By: Blonde Two
Last Saturday the sea temperature in Torbay (more specifically in Brixham) was a balmy 16.9 degrees Celsius. Not only that, it was clear enough to see the fishes and beautifully blue in colour. A perfect day to be sea swimming you might suggest and I would agree. I swam about 500 metres and stayed in long enough afterwards to play with my camera and float around admiring the play of light under the surface. The average September sea temperature in Torbay is 16.5 degrees, so we are doing quite well this year.

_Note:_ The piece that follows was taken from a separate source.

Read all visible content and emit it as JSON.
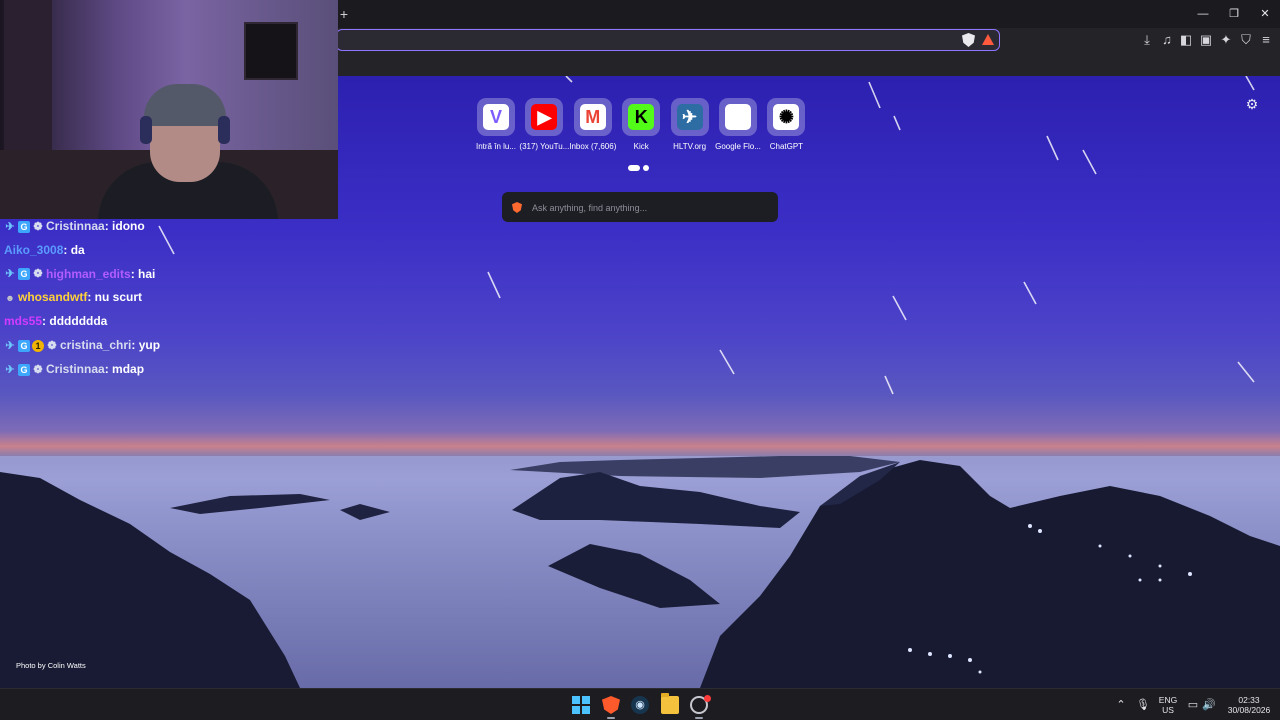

Despite the resurgence in popularity of wild swimming, outdoor swimming, sea swimming or whatever you prefer to call it, It will probably come as no surprise to hear that more people swim in Torbay during the summer than during the winter. It is easy to understand why but, no matter how shocking that first entry into cold water, there is something truly magical about the impact a really chilly dip can have on both your physiology and your psychology. I have chatted to a few summer-only swimmers (swim chats are definitely to be recommended) about their reasons for heading inside for winter swims and they all make sense. Who, after all, would want to take off all (well most of) their clothes in an icy January wind, scream (or in my case swear) as freezing water hits them, experience sharp headaches from cold water submersion and emerge shivering with fingers so numb that button fastening becomes impossible?

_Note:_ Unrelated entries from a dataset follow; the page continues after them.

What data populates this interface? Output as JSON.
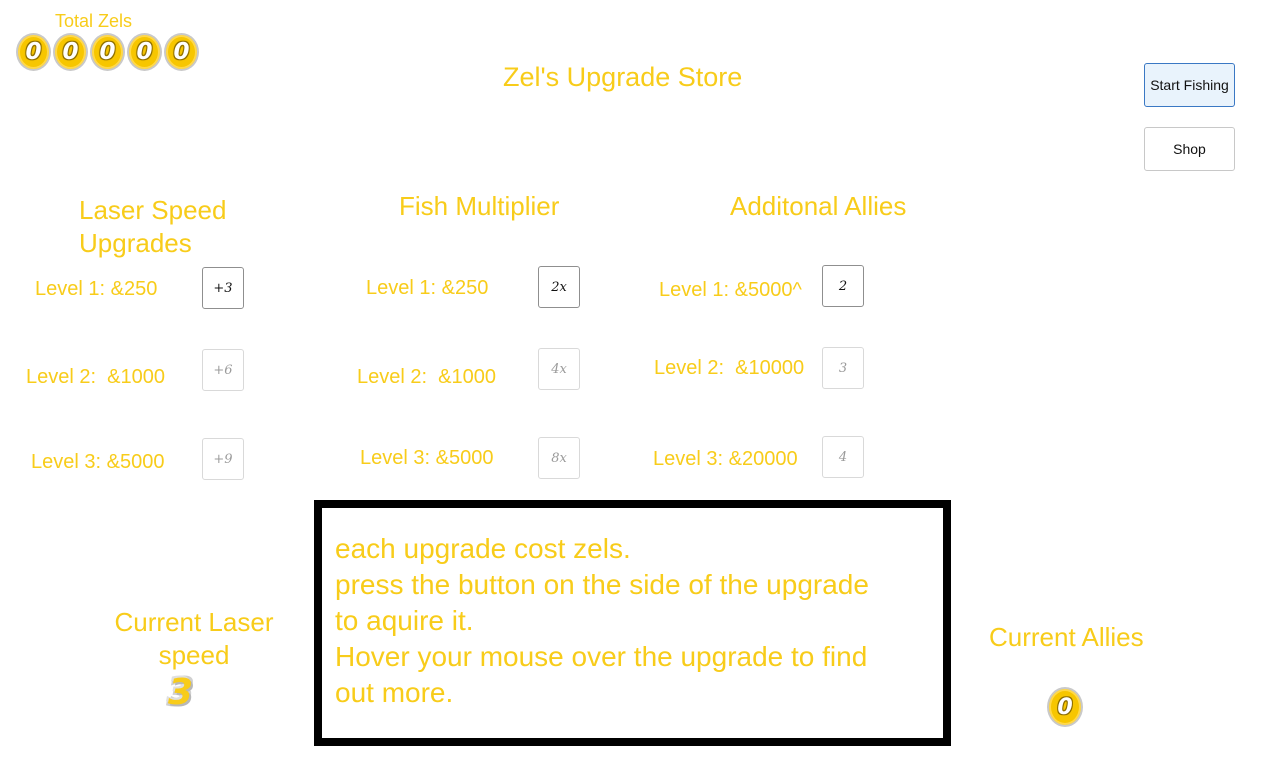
{
  "total": {
    "label": "Total Zels",
    "digits": [
      "0",
      "0",
      "0",
      "0",
      "0"
    ]
  },
  "store": {
    "title": "Zel's Upgrade Store"
  },
  "nav": {
    "start_fishing": "Start Fishing",
    "shop": "Shop"
  },
  "columns": {
    "laser": {
      "title_line1": "Laser Speed",
      "title_line2": "Upgrades",
      "levels": [
        {
          "label": "Level 1: &250",
          "button": "+3"
        },
        {
          "label": "Level 2:  &1000",
          "button": "+6"
        },
        {
          "label": "Level 3: &5000",
          "button": "+9"
        }
      ]
    },
    "fish": {
      "title": "Fish Multiplier",
      "levels": [
        {
          "label": "Level 1: &250",
          "button": "2x"
        },
        {
          "label": "Level 2:  &1000",
          "button": "4x"
        },
        {
          "label": "Level 3: &5000",
          "button": "8x"
        }
      ]
    },
    "allies": {
      "title": "Additonal Allies",
      "levels": [
        {
          "label": "Level 1: &5000^",
          "button": "2"
        },
        {
          "label": "Level 2:  &10000",
          "button": "3"
        },
        {
          "label": "Level 3: &20000",
          "button": "4"
        }
      ]
    }
  },
  "info": {
    "line1": "each upgrade cost zels.",
    "line2": "press the button on the side of the upgrade",
    "line3": "to aquire it.",
    "line4": "Hover your mouse over the upgrade to find",
    "line5": "out more."
  },
  "current": {
    "laser_label_line1": "Current Laser",
    "laser_label_line2": "speed",
    "laser_value": "3",
    "allies_label": "Current Allies",
    "allies_value": "0"
  },
  "colors": {
    "accent_gold": "#f8cc1a",
    "coin_fill": "#f7c600",
    "primary_button_bg": "#e9f3fc",
    "primary_button_border": "#3a78c4"
  }
}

I will be entering my fourth winter of cold water swimming this year and I can honestly say that I am looking forward to the chill. Maybe not the shivering at my desk all day afterwards but definitely the after-buzz that grows as the temperature lowers. If you are thinking about trying winter outdoor swimming yourself, my best advice would be to start now… and don’t let yourself stop. As the sea temperatures drop, keep up the swims, your body will acclimatise, and you will soon find yourself thinking of clever answers to the question, ‘Is it cold?’